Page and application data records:
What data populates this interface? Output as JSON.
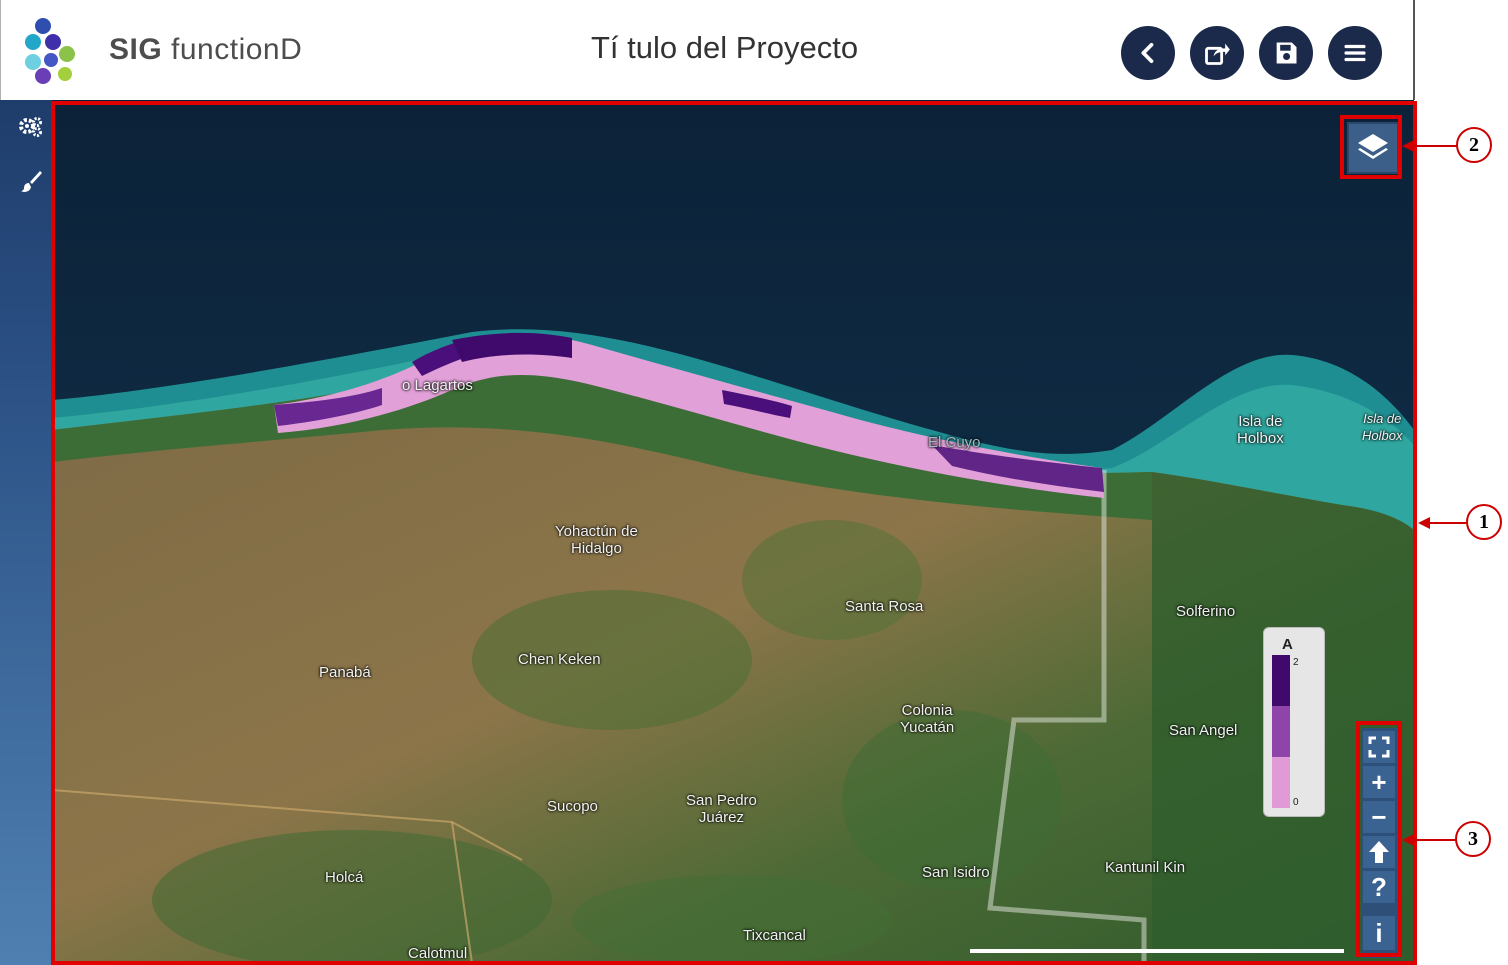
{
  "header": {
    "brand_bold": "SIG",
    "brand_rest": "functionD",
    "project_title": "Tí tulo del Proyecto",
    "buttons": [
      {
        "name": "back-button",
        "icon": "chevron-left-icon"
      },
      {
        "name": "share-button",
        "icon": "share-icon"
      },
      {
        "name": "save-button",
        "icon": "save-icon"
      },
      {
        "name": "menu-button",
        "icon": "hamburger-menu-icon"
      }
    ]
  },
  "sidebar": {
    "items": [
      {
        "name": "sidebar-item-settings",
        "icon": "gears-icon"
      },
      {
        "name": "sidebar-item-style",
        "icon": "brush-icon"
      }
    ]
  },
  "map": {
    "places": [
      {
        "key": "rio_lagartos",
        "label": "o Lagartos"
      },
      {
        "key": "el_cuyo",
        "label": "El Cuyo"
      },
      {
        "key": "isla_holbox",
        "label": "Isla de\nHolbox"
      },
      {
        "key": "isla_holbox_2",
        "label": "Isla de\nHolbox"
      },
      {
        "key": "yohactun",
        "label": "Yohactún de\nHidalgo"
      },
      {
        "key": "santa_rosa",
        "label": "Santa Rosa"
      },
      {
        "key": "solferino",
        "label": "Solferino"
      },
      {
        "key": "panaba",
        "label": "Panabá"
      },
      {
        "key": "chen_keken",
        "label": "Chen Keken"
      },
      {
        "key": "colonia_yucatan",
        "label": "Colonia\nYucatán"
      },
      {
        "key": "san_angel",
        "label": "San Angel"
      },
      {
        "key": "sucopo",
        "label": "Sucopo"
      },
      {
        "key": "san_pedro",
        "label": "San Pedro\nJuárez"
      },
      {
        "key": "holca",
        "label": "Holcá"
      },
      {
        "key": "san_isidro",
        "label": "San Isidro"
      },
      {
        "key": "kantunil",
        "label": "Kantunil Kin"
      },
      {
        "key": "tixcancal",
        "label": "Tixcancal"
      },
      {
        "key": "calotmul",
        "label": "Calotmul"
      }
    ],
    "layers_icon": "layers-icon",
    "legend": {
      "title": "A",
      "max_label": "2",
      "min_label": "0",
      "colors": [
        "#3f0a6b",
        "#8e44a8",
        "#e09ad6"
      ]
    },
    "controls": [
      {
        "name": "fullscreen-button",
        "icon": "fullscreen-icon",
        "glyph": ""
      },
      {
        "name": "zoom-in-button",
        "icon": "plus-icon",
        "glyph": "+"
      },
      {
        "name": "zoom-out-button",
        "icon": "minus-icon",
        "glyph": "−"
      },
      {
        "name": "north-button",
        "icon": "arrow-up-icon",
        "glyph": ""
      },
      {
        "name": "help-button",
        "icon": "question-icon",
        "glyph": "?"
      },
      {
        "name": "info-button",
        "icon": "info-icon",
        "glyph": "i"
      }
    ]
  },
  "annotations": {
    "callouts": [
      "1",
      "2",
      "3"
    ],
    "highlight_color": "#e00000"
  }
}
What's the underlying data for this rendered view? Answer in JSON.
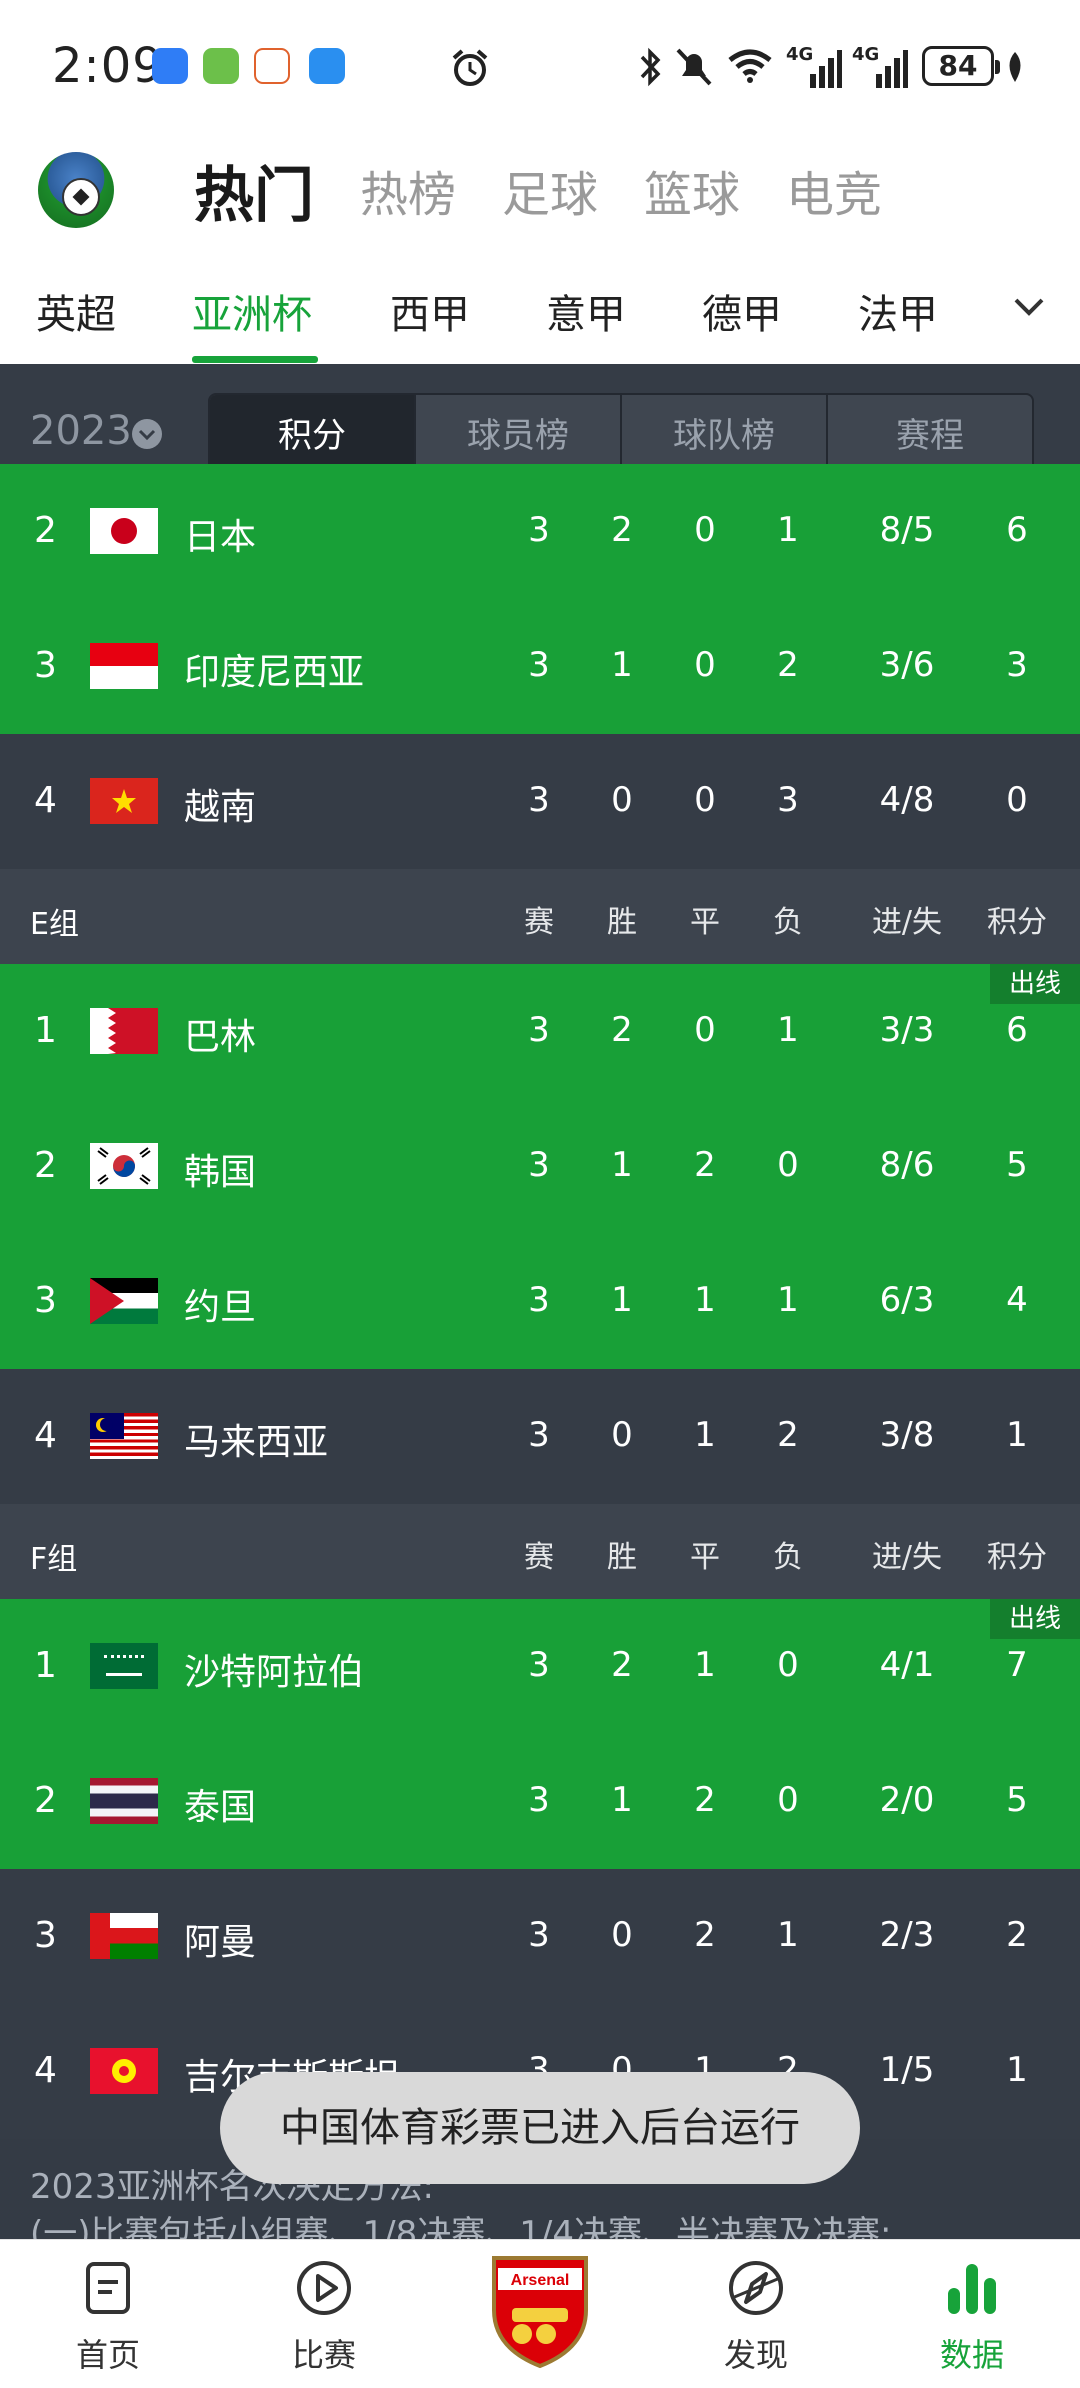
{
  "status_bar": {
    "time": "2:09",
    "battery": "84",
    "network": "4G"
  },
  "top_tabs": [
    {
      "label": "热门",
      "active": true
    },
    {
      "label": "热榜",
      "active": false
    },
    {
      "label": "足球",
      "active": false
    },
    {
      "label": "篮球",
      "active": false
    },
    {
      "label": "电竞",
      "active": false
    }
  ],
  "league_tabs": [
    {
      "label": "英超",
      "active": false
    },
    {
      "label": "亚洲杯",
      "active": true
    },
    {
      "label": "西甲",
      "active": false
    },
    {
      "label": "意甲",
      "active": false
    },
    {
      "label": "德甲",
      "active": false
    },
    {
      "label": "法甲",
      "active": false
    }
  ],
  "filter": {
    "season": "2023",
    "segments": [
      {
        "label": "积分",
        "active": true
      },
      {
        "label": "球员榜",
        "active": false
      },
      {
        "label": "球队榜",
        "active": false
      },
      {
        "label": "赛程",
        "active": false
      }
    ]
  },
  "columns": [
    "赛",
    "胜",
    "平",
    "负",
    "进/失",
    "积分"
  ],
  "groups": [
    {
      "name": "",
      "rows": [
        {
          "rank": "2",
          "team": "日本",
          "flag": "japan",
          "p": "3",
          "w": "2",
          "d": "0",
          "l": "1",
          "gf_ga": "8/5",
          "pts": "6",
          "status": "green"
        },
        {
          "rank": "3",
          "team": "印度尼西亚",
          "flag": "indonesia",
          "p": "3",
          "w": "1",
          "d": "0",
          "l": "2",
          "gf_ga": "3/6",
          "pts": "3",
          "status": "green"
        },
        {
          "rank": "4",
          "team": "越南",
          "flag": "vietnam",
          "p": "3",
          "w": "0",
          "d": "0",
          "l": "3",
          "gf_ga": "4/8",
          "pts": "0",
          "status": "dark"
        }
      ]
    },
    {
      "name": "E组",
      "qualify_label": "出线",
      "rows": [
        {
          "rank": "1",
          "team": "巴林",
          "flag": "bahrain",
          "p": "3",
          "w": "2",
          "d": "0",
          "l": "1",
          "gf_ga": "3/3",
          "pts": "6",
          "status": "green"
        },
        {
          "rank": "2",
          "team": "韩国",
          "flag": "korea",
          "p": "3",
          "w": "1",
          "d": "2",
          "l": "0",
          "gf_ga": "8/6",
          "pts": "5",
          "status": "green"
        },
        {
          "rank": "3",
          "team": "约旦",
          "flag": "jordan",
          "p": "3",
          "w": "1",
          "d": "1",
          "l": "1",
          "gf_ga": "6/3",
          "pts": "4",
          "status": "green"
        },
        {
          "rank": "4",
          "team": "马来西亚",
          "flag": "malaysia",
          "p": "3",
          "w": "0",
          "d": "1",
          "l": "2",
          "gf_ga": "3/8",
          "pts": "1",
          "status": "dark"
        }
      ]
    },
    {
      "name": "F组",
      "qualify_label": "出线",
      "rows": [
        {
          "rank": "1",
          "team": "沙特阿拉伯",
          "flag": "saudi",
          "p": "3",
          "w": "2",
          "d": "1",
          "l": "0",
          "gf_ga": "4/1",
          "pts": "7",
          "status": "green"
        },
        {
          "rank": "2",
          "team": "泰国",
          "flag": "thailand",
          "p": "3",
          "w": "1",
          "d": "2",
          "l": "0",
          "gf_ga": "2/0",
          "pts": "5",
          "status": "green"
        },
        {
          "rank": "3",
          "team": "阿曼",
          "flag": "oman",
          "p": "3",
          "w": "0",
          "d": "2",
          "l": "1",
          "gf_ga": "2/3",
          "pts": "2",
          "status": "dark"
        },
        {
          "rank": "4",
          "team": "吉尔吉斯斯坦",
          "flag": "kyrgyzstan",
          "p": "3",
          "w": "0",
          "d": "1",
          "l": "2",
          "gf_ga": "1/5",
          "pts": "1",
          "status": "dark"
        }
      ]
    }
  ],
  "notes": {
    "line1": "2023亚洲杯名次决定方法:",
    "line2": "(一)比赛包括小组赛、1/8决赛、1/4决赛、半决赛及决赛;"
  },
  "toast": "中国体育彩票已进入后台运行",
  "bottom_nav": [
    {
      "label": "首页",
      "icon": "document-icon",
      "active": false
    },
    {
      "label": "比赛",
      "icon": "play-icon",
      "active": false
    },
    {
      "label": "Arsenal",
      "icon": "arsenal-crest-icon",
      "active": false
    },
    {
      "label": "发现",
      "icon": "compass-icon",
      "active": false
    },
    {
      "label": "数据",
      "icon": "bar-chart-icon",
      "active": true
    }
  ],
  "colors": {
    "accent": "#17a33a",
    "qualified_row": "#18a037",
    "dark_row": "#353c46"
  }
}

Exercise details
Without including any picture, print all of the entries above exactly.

Response below
What data populates this interface? Output as JSON.
{
  "header": {
    "brand_bold": "SIG",
    "brand_rest": "functionD",
    "project_title": "Tí tulo del Proyecto",
    "buttons": [
      {
        "name": "back-button",
        "icon": "chevron-left-icon"
      },
      {
        "name": "share-button",
        "icon": "share-icon"
      },
      {
        "name": "save-button",
        "icon": "save-icon"
      },
      {
        "name": "menu-button",
        "icon": "hamburger-menu-icon"
      }
    ]
  },
  "sidebar": {
    "items": [
      {
        "name": "sidebar-item-settings",
        "icon": "gears-icon"
      },
      {
        "name": "sidebar-item-style",
        "icon": "brush-icon"
      }
    ]
  },
  "map": {
    "places": [
      {
        "key": "rio_lagartos",
        "label": "o Lagartos"
      },
      {
        "key": "el_cuyo",
        "label": "El Cuyo"
      },
      {
        "key": "isla_holbox",
        "label": "Isla de\nHolbox"
      },
      {
        "key": "isla_holbox_2",
        "label": "Isla de\nHolbox"
      },
      {
        "key": "yohactun",
        "label": "Yohactún de\nHidalgo"
      },
      {
        "key": "santa_rosa",
        "label": "Santa Rosa"
      },
      {
        "key": "solferino",
        "label": "Solferino"
      },
      {
        "key": "panaba",
        "label": "Panabá"
      },
      {
        "key": "chen_keken",
        "label": "Chen Keken"
      },
      {
        "key": "colonia_yucatan",
        "label": "Colonia\nYucatán"
      },
      {
        "key": "san_angel",
        "label": "San Angel"
      },
      {
        "key": "sucopo",
        "label": "Sucopo"
      },
      {
        "key": "san_pedro",
        "label": "San Pedro\nJuárez"
      },
      {
        "key": "holca",
        "label": "Holcá"
      },
      {
        "key": "san_isidro",
        "label": "San Isidro"
      },
      {
        "key": "kantunil",
        "label": "Kantunil Kin"
      },
      {
        "key": "tixcancal",
        "label": "Tixcancal"
      },
      {
        "key": "calotmul",
        "label": "Calotmul"
      }
    ],
    "layers_icon": "layers-icon",
    "legend": {
      "title": "A",
      "max_label": "2",
      "min_label": "0",
      "colors": [
        "#3f0a6b",
        "#8e44a8",
        "#e09ad6"
      ]
    },
    "controls": [
      {
        "name": "fullscreen-button",
        "icon": "fullscreen-icon",
        "glyph": ""
      },
      {
        "name": "zoom-in-button",
        "icon": "plus-icon",
        "glyph": "+"
      },
      {
        "name": "zoom-out-button",
        "icon": "minus-icon",
        "glyph": "−"
      },
      {
        "name": "north-button",
        "icon": "arrow-up-icon",
        "glyph": ""
      },
      {
        "name": "help-button",
        "icon": "question-icon",
        "glyph": "?"
      },
      {
        "name": "info-button",
        "icon": "info-icon",
        "glyph": "i"
      }
    ]
  },
  "annotations": {
    "callouts": [
      "1",
      "2",
      "3"
    ],
    "highlight_color": "#e00000"
  }
}
What's the underlying data for this rendered view? Answer in JSON.
{
  "status_bar": {
    "time": "2:09",
    "battery": "84",
    "network": "4G"
  },
  "top_tabs": [
    {
      "label": "热门",
      "active": true
    },
    {
      "label": "热榜",
      "active": false
    },
    {
      "label": "足球",
      "active": false
    },
    {
      "label": "篮球",
      "active": false
    },
    {
      "label": "电竞",
      "active": false
    }
  ],
  "league_tabs": [
    {
      "label": "英超",
      "active": false
    },
    {
      "label": "亚洲杯",
      "active": true
    },
    {
      "label": "西甲",
      "active": false
    },
    {
      "label": "意甲",
      "active": false
    },
    {
      "label": "德甲",
      "active": false
    },
    {
      "label": "法甲",
      "active": false
    }
  ],
  "filter": {
    "season": "2023",
    "segments": [
      {
        "label": "积分",
        "active": true
      },
      {
        "label": "球员榜",
        "active": false
      },
      {
        "label": "球队榜",
        "active": false
      },
      {
        "label": "赛程",
        "active": false
      }
    ]
  },
  "columns": [
    "赛",
    "胜",
    "平",
    "负",
    "进/失",
    "积分"
  ],
  "groups": [
    {
      "name": "",
      "rows": [
        {
          "rank": "2",
          "team": "日本",
          "flag": "japan",
          "p": "3",
          "w": "2",
          "d": "0",
          "l": "1",
          "gf_ga": "8/5",
          "pts": "6",
          "status": "green"
        },
        {
          "rank": "3",
          "team": "印度尼西亚",
          "flag": "indonesia",
          "p": "3",
          "w": "1",
          "d": "0",
          "l": "2",
          "gf_ga": "3/6",
          "pts": "3",
          "status": "green"
        },
        {
          "rank": "4",
          "team": "越南",
          "flag": "vietnam",
          "p": "3",
          "w": "0",
          "d": "0",
          "l": "3",
          "gf_ga": "4/8",
          "pts": "0",
          "status": "dark"
        }
      ]
    },
    {
      "name": "E组",
      "qualify_label": "出线",
      "rows": [
        {
          "rank": "1",
          "team": "巴林",
          "flag": "bahrain",
          "p": "3",
          "w": "2",
          "d": "0",
          "l": "1",
          "gf_ga": "3/3",
          "pts": "6",
          "status": "green"
        },
        {
          "rank": "2",
          "team": "韩国",
          "flag": "korea",
          "p": "3",
          "w": "1",
          "d": "2",
          "l": "0",
          "gf_ga": "8/6",
          "pts": "5",
          "status": "green"
        },
        {
          "rank": "3",
          "team": "约旦",
          "flag": "jordan",
          "p": "3",
          "w": "1",
          "d": "1",
          "l": "1",
          "gf_ga": "6/3",
          "pts": "4",
          "status": "green"
        },
        {
          "rank": "4",
          "team": "马来西亚",
          "flag": "malaysia",
          "p": "3",
          "w": "0",
          "d": "1",
          "l": "2",
          "gf_ga": "3/8",
          "pts": "1",
          "status": "dark"
        }
      ]
    },
    {
      "name": "F组",
      "qualify_label": "出线",
      "rows": [
        {
          "rank": "1",
          "team": "沙特阿拉伯",
          "flag": "saudi",
          "p": "3",
          "w": "2",
          "d": "1",
          "l": "0",
          "gf_ga": "4/1",
          "pts": "7",
          "status": "green"
        },
        {
          "rank": "2",
          "team": "泰国",
          "flag": "thailand",
          "p": "3",
          "w": "1",
          "d": "2",
          "l": "0",
          "gf_ga": "2/0",
          "pts": "5",
          "status": "green"
        },
        {
          "rank": "3",
          "team": "阿曼",
          "flag": "oman",
          "p": "3",
          "w": "0",
          "d": "2",
          "l": "1",
          "gf_ga": "2/3",
          "pts": "2",
          "status": "dark"
        },
        {
          "rank": "4",
          "team": "吉尔吉斯斯坦",
          "flag": "kyrgyzstan",
          "p": "3",
          "w": "0",
          "d": "1",
          "l": "2",
          "gf_ga": "1/5",
          "pts": "1",
          "status": "dark"
        }
      ]
    }
  ],
  "notes": {
    "line1": "2023亚洲杯名次决定方法:",
    "line2": "(一)比赛包括小组赛、1/8决赛、1/4决赛、半决赛及决赛;"
  },
  "toast": "中国体育彩票已进入后台运行",
  "bottom_nav": [
    {
      "label": "首页",
      "icon": "document-icon",
      "active": false
    },
    {
      "label": "比赛",
      "icon": "play-icon",
      "active": false
    },
    {
      "label": "Arsenal",
      "icon": "arsenal-crest-icon",
      "active": false
    },
    {
      "label": "发现",
      "icon": "compass-icon",
      "active": false
    },
    {
      "label": "数据",
      "icon": "bar-chart-icon",
      "active": true
    }
  ],
  "colors": {
    "accent": "#17a33a",
    "qualified_row": "#18a037",
    "dark_row": "#353c46"
  }
}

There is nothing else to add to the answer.